US FDA Breast Implant Postapproval Studies

Largest-Ever Study Shows Silicone Breast Implants Associated with Rare Diseases

In the largest study of long-term safety outcomes for patients with breast implants, researchers at The University of Texas MD Anderson Cancer Center have found that silicone implants are associated with some rare diseases, autoimmune disorders and other conditions.

Abstract

Objective:
To analyze the long-term safety and efficacy outcomes of patients with breast implants.

Summary Background Data:
Research is ongoing regarding the safety of silicone breast implants. Despite the number of patients with breast implants followed by United States Food and Drug Administration large postapproval studies (LPAS), this database has not been thoroughly analyzed or reported.

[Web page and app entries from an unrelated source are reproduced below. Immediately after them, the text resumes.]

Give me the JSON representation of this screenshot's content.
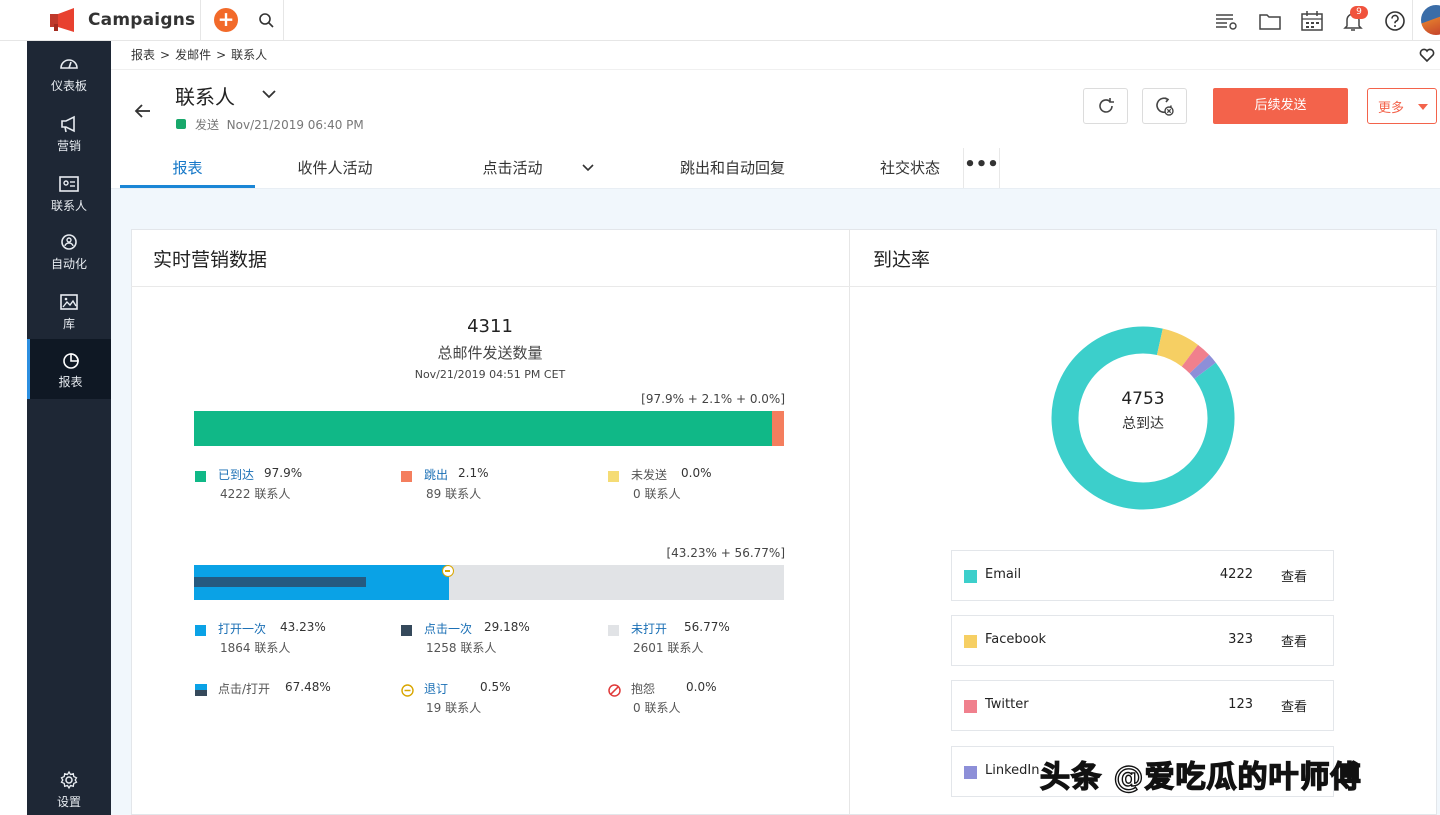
{
  "app": {
    "brand": "Campaigns",
    "add_symbol": "+",
    "notification_count": "9",
    "brand_color": "#f26a2a"
  },
  "topbar_icons": [
    "search-icon",
    "filter-list-icon",
    "folder-icon",
    "calendar-icon",
    "bell-icon",
    "help-icon"
  ],
  "sidebar": {
    "items": [
      {
        "label": "仪表板",
        "icon": "dashboard-icon"
      },
      {
        "label": "营销",
        "icon": "megaphone-icon"
      },
      {
        "label": "联系人",
        "icon": "contact-card-icon"
      },
      {
        "label": "自动化",
        "icon": "automation-icon"
      },
      {
        "label": "库",
        "icon": "image-library-icon"
      },
      {
        "label": "报表",
        "icon": "pie-chart-icon",
        "active": true
      },
      {
        "label": "设置",
        "icon": "gear-icon"
      }
    ]
  },
  "breadcrumb": {
    "level1": "报表",
    "level2": "发邮件",
    "level3": "联系人",
    "separator": ">"
  },
  "header": {
    "title": "联系人",
    "status": "发送",
    "date": "Nov/21/2019 06:40 PM",
    "followup_label": "后续发送",
    "more_label": "更多"
  },
  "tabs": [
    {
      "label": "报表",
      "active": true
    },
    {
      "label": "收件人活动"
    },
    {
      "label": "点击活动"
    },
    {
      "label": "跳出和自动回复"
    },
    {
      "label": "社交状态"
    }
  ],
  "tab_more": "•••",
  "realtime": {
    "title": "实时营销数据",
    "total": "4311",
    "total_label": "总邮件发送数量",
    "total_date": "Nov/21/2019 04:51 PM CET",
    "delivery_note": "[97.9% + 2.1% + 0.0%]",
    "open_note": "[43.23% + 56.77%]",
    "delivery_bar": [
      {
        "name": "已到达",
        "percent": 97.9,
        "color": "#10b887"
      },
      {
        "name": "跳出",
        "percent": 2.1,
        "color": "#f47e5e"
      },
      {
        "name": "未发送",
        "percent": 0.0,
        "color": "#f5dc75"
      }
    ],
    "open_bar": {
      "opened_percent": 43.23,
      "clicked_percent": 29.18,
      "unopened_percent": 56.77,
      "open_color": "#0aa2e6",
      "click_color": "#255a80",
      "unopened_color": "#e1e3e6"
    },
    "delivery_legend": [
      {
        "name": "已到达",
        "pct": "97.9%",
        "count": "4222 联系人",
        "color": "#10b887"
      },
      {
        "name": "跳出",
        "pct": "2.1%",
        "count": "89 联系人",
        "color": "#f47e5e"
      },
      {
        "name": "未发送",
        "pct": "0.0%",
        "count": "0 联系人",
        "color": "#f5dc75"
      }
    ],
    "open_legend": [
      {
        "name": "打开一次",
        "pct": "43.23%",
        "count": "1864 联系人",
        "color": "#0aa2e6"
      },
      {
        "name": "点击一次",
        "pct": "29.18%",
        "count": "1258 联系人",
        "color": "#35495b"
      },
      {
        "name": "未打开",
        "pct": "56.77%",
        "count": "2601 联系人",
        "color": "#e1e3e6"
      }
    ],
    "other_legend": [
      {
        "name": "点击/打开",
        "pct": "67.48%",
        "count": ""
      },
      {
        "name": "退订",
        "pct": "0.5%",
        "count": "19 联系人"
      },
      {
        "name": "抱怨",
        "pct": "0.0%",
        "count": "0 联系人"
      }
    ]
  },
  "reach": {
    "title": "到达率",
    "total": "4753",
    "total_label": "总到达",
    "view_label": "查看",
    "sources": [
      {
        "name": "Email",
        "count": 4222,
        "color": "#3ccfcb"
      },
      {
        "name": "Facebook",
        "count": 323,
        "color": "#f6cf63"
      },
      {
        "name": "Twitter",
        "count": 123,
        "color": "#f0808d"
      },
      {
        "name": "LinkedIn",
        "count": 85,
        "color": "#8d8fd8"
      }
    ]
  },
  "watermark": "头条 @爱吃瓜的叶师傅"
}
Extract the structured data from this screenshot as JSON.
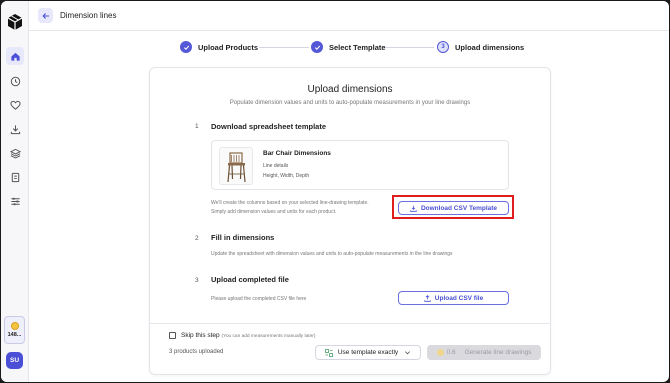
{
  "app": {
    "page_title": "Dimension lines"
  },
  "sidebar": {
    "icons": [
      "home-icon",
      "clock-icon",
      "heart-icon",
      "download-icon",
      "layers-icon",
      "file-icon",
      "settings-icon"
    ],
    "credits": "148...",
    "avatar": "SU"
  },
  "stepper": {
    "steps": [
      {
        "label": "Upload Products",
        "state": "done"
      },
      {
        "label": "Select Template",
        "state": "done"
      },
      {
        "label": "Upload dimensions",
        "state": "current",
        "number": "3"
      }
    ]
  },
  "card": {
    "title": "Upload dimensions",
    "subtitle": "Populate dimension values and units to auto-populate measurements in your line drawings",
    "sections": [
      {
        "number": "1",
        "title": "Download spreadsheet template"
      },
      {
        "number": "2",
        "title": "Fill in dimensions"
      },
      {
        "number": "3",
        "title": "Upload completed file"
      }
    ],
    "product": {
      "name": "Bar Chair Dimensions",
      "sub1": "Line details",
      "sub2": "Height, Width, Depth"
    },
    "download_note_line1": "We'll create the columns based on your selected line-drawing template.",
    "download_note_line2": "Simply add dimension values and units for each product.",
    "download_button": "Download CSV Template",
    "fill_note": "Update the spreadsheet with dimension values and units to auto-populate measurements in the line drawings",
    "upload_note": "Please upload the completed CSV file here",
    "upload_button": "Upload CSV file"
  },
  "footer": {
    "skip_label": "Skip this step",
    "skip_note": "(You can add measurements manually later)",
    "uploaded": "3 products uploaded",
    "template_button": "Use template exactly",
    "cost": "0.6",
    "generate_button": "Generate line drawings"
  },
  "colors": {
    "accent": "#5458d6",
    "highlight": "#e01e1e"
  }
}
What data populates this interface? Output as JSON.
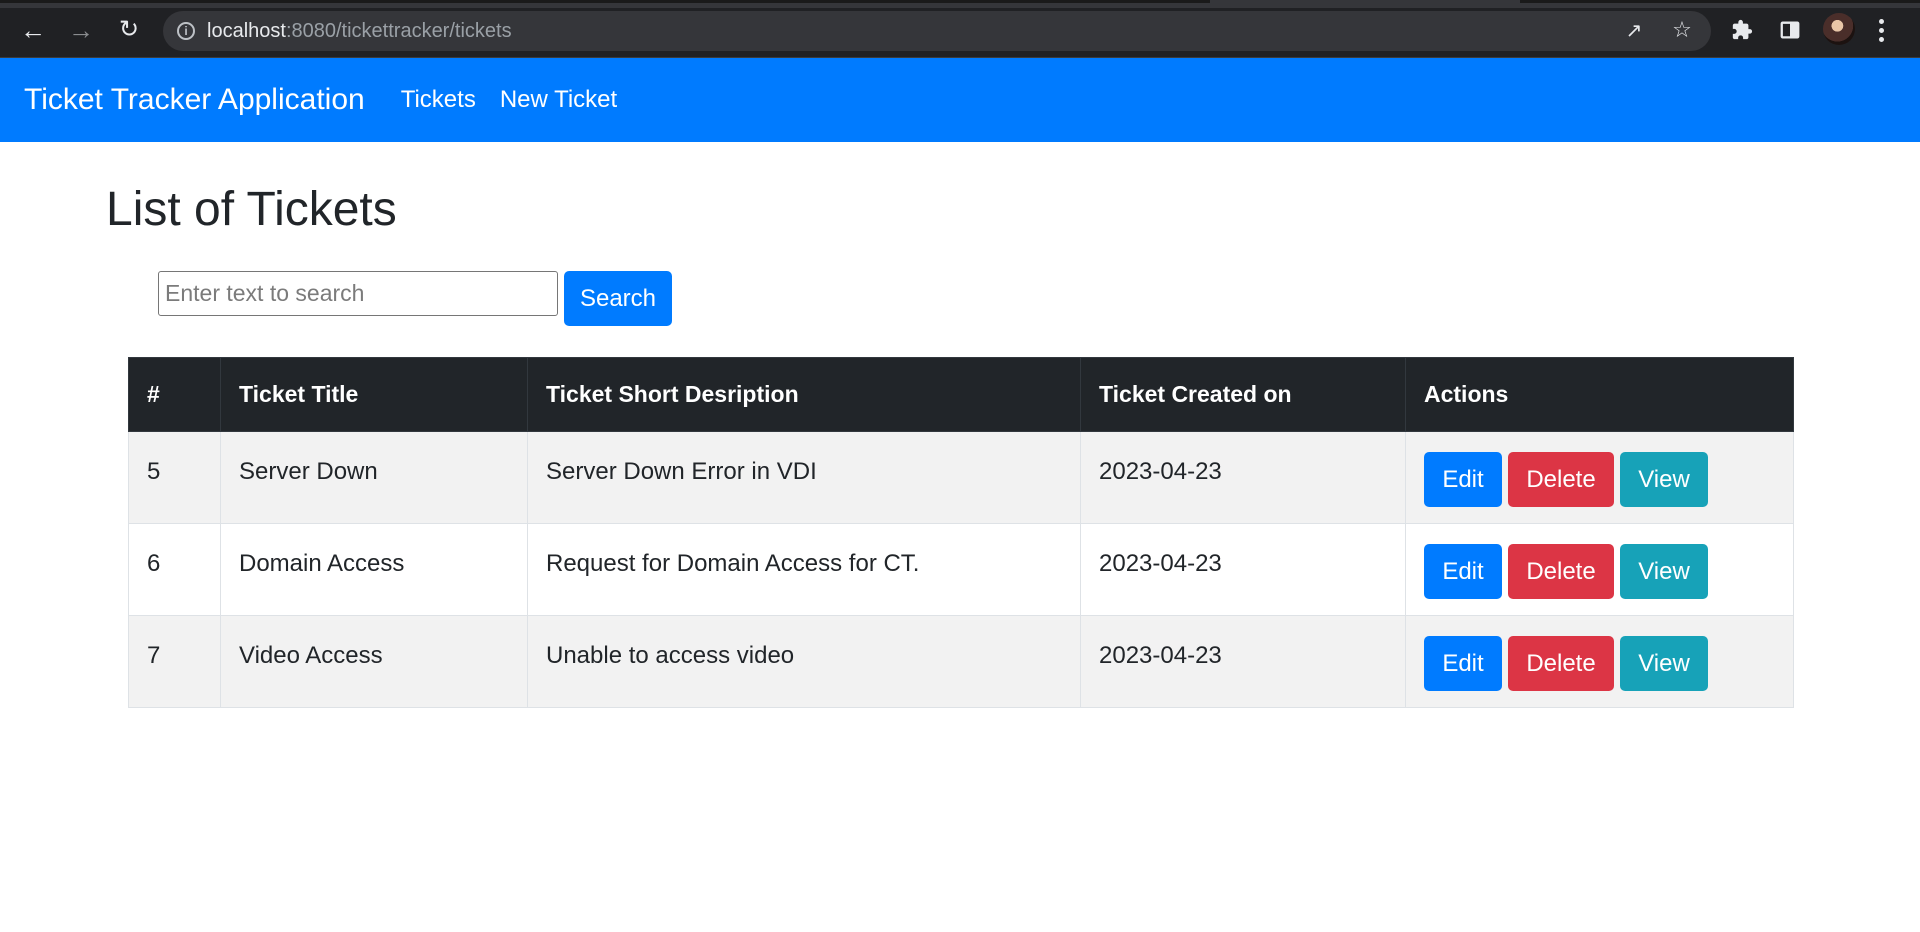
{
  "browser": {
    "url_host": "localhost",
    "url_path": ":8080/tickettracker/tickets"
  },
  "navbar": {
    "brand": "Ticket Tracker Application",
    "links": [
      "Tickets",
      "New Ticket"
    ]
  },
  "page": {
    "title": "List of Tickets"
  },
  "search": {
    "placeholder": "Enter text to search",
    "value": "",
    "button_label": "Search"
  },
  "table": {
    "headers": [
      "#",
      "Ticket Title",
      "Ticket Short Desription",
      "Ticket Created on",
      "Actions"
    ],
    "rows": [
      {
        "id": "5",
        "title": "Server Down",
        "description": "Server Down Error in VDI",
        "created": "2023-04-23"
      },
      {
        "id": "6",
        "title": "Domain Access",
        "description": "Request for Domain Access for CT.",
        "created": "2023-04-23"
      },
      {
        "id": "7",
        "title": "Video Access",
        "description": "Unable to access video",
        "created": "2023-04-23"
      }
    ],
    "actions": {
      "edit": "Edit",
      "delete": "Delete",
      "view": "View"
    }
  },
  "colors": {
    "primary": "#007bff",
    "danger": "#dc3545",
    "info": "#17a2b8",
    "dark": "#212529"
  }
}
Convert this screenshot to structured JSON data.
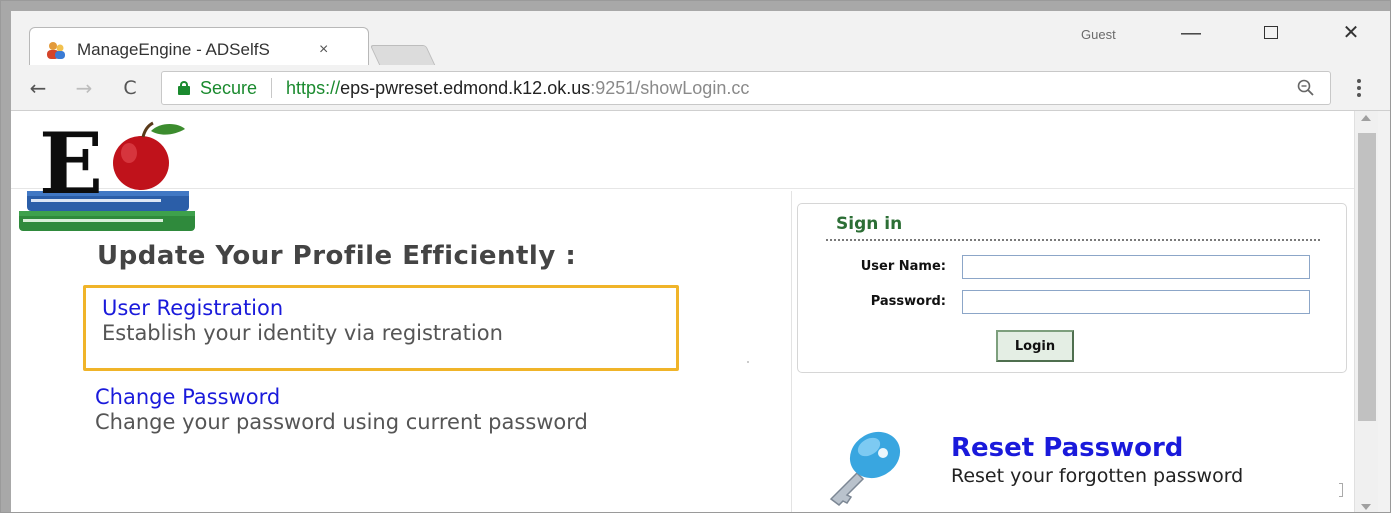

Methods:
This is a multicentered, cohort study. LPAS prospectively monitor long-term implant-related outcomes and systemic harms for silicone/saline implants from 2 manufacturers (Allergan and Mentor) placed for primary/revision augmentation/reconstruction. Systemic harms, self-harm, and reproductive outcomes are compared with normative data. Implant-related complications are analyzed by implant composition and operative indication in the short and long terms.

Results:
LPAS data includes 99,993 patients, 56% of implants were silicone for primary augmentation. Long-term magnetic resonance imaging surveillance is under 5%. Compared with normative data, silicone implants are associated with higher rates of Sjogren syndrome (Standardized incidence ratio [SIR]8.14), scleroderma (SIR 7.00), rheumatoid arthritis (SIR5.96), stillbirth (SIR4.50), and melanoma (SIR3.71). One case of BI-ALCL is reported. There is no association with suicide. In the short term, rupture is higher for saline (2.5% vs. 0.5%, P < 0.001), and capsular contracture higher for silicone (5.0% vs. 2.8%, P < 0.001). At 7 years, reoperation rate is 11.7% for primary augmentation, and 25% for primary/revision reconstruction. Capsular contracture (III/IV) occurs in 7.2% of primary augmentations, 12.7% primary reconstructions, and is the most common reason for reoperation among augmentations.

Conclusions:
This is the largest study of breast implant outcomes. Silicone implants are associated with an increased risk of certain rare harms; associations need to be further analyzed with patient-level data to provide conclusive evidence. Long-term safety and implant-related outcomes should inform patient and surgeon decision-making when selecting implants.

Reference. Press release.

Big pharma partnering with influencers to sell drugs, medical devices

The latest Instagram influencer frontier? Medical promotions

Abstracts

“By enlisting influencers to market their health care products amid a stream of Facetuned photos, pharmaceutical and biotechnology companies co-opt narratives that give social media users a sense of how healthy they can be, if only they had this product.”

“Social media enables its users to connect over shared interests, locations, and even illnesses. Using this formula, health care companies locate potential influencers who can use these commonalities to reach and build trust with an audience.”

“One wonders why a company would assume the risk of misinformed patients, as they are responsible for what their paid endorsers say. The reason is simple: One in three consumers in the US consult social media for health-related matters. “

Read The latest Instagram influencer frontier? Medical promotions, on vox, Feb 15, 2019.

Why nobody knows what’s really going into your food

Massive legal loophole means companies can add new ingredients to foods with no government safety review

The industry can declare on their own that added ingredients are safe without ever consulting the Food and Drug Administration about potential health risks.

References : publicintegrity and belowthesaltnews, 2015.

How one scientist averted a national health crisis

Dr Frances Oldham Kelsey : 20th-century American heroine for her role in the Thalidomide case

In 1960, Frances Kelsey was one of the Food and Drug Administration’s newest recruits. Before the year was out, she would begin a fight that would save thousands of lives — though no one knew it at the time.

  • Andrea Tone explains how Kelsey was able to prevent a massive national public health tragedy by privileging facts over opinions, and patience over shortcuts.
  • Video published on 7 June 2018 by TED-Ed.